Give the count of lines in the data that include "title", with no other words.

▸ **THE DATA**
═══

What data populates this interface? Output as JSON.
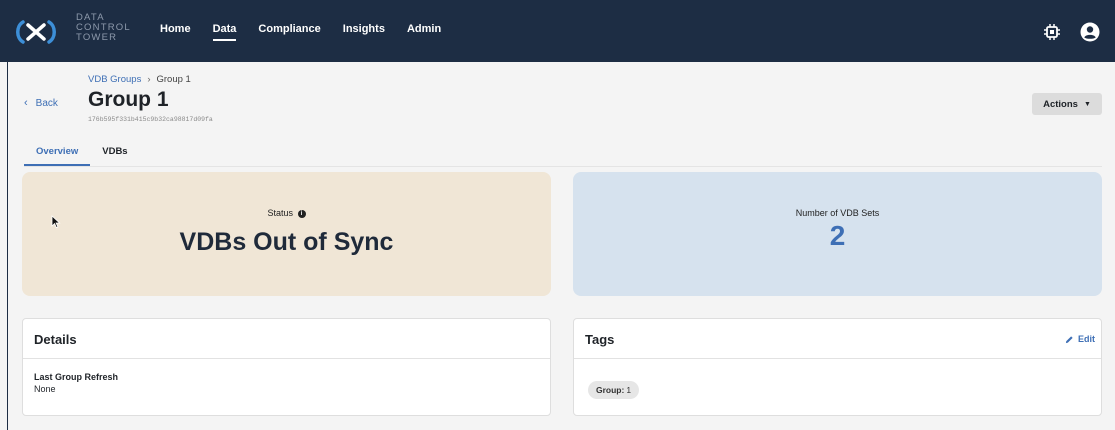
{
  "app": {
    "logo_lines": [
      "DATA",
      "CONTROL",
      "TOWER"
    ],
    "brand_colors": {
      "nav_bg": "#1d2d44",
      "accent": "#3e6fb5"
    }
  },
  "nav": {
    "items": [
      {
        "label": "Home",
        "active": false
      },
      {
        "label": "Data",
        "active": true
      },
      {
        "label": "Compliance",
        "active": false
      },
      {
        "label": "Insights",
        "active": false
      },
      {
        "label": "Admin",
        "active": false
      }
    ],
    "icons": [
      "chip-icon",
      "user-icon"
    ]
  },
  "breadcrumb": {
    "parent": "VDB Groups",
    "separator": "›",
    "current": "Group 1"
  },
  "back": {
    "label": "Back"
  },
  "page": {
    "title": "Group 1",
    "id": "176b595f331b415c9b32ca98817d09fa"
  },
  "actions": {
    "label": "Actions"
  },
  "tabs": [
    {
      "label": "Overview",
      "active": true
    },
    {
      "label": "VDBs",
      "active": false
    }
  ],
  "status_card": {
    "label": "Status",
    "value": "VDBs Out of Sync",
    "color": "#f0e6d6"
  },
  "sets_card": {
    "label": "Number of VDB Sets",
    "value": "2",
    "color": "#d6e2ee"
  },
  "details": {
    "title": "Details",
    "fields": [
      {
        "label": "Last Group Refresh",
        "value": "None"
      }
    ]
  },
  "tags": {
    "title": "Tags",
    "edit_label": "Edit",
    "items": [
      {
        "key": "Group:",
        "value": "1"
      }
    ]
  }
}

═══

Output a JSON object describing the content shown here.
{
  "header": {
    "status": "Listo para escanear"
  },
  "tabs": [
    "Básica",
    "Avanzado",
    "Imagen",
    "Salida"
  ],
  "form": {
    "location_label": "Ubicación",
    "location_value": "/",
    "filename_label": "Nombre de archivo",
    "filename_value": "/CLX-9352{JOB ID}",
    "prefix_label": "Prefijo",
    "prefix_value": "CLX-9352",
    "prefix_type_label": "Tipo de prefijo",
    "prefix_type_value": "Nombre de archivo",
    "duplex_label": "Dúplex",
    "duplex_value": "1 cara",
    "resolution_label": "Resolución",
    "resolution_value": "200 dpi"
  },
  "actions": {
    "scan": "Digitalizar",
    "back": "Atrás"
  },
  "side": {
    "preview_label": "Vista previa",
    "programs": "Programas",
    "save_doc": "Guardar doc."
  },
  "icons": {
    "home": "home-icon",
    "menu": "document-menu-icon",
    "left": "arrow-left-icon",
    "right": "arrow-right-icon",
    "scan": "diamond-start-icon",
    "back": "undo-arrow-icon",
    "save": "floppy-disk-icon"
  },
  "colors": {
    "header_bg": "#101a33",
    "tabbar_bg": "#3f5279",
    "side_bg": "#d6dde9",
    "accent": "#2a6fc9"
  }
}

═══

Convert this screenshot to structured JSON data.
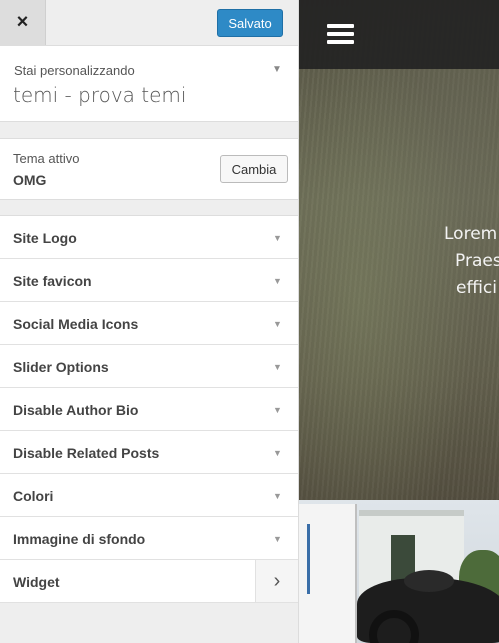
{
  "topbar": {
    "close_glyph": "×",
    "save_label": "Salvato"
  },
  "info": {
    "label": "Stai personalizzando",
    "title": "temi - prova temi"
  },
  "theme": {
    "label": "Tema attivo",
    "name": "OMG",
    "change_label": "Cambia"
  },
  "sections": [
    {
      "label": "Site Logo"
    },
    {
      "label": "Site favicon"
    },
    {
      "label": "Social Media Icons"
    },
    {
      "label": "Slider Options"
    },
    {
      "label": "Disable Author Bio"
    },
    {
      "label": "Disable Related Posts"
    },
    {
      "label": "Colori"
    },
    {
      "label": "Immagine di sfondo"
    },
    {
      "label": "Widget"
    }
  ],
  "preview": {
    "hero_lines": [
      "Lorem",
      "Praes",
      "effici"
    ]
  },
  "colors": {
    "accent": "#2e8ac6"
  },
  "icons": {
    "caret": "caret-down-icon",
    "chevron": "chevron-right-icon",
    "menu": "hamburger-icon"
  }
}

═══

▸ **TASK RESPONSE**
4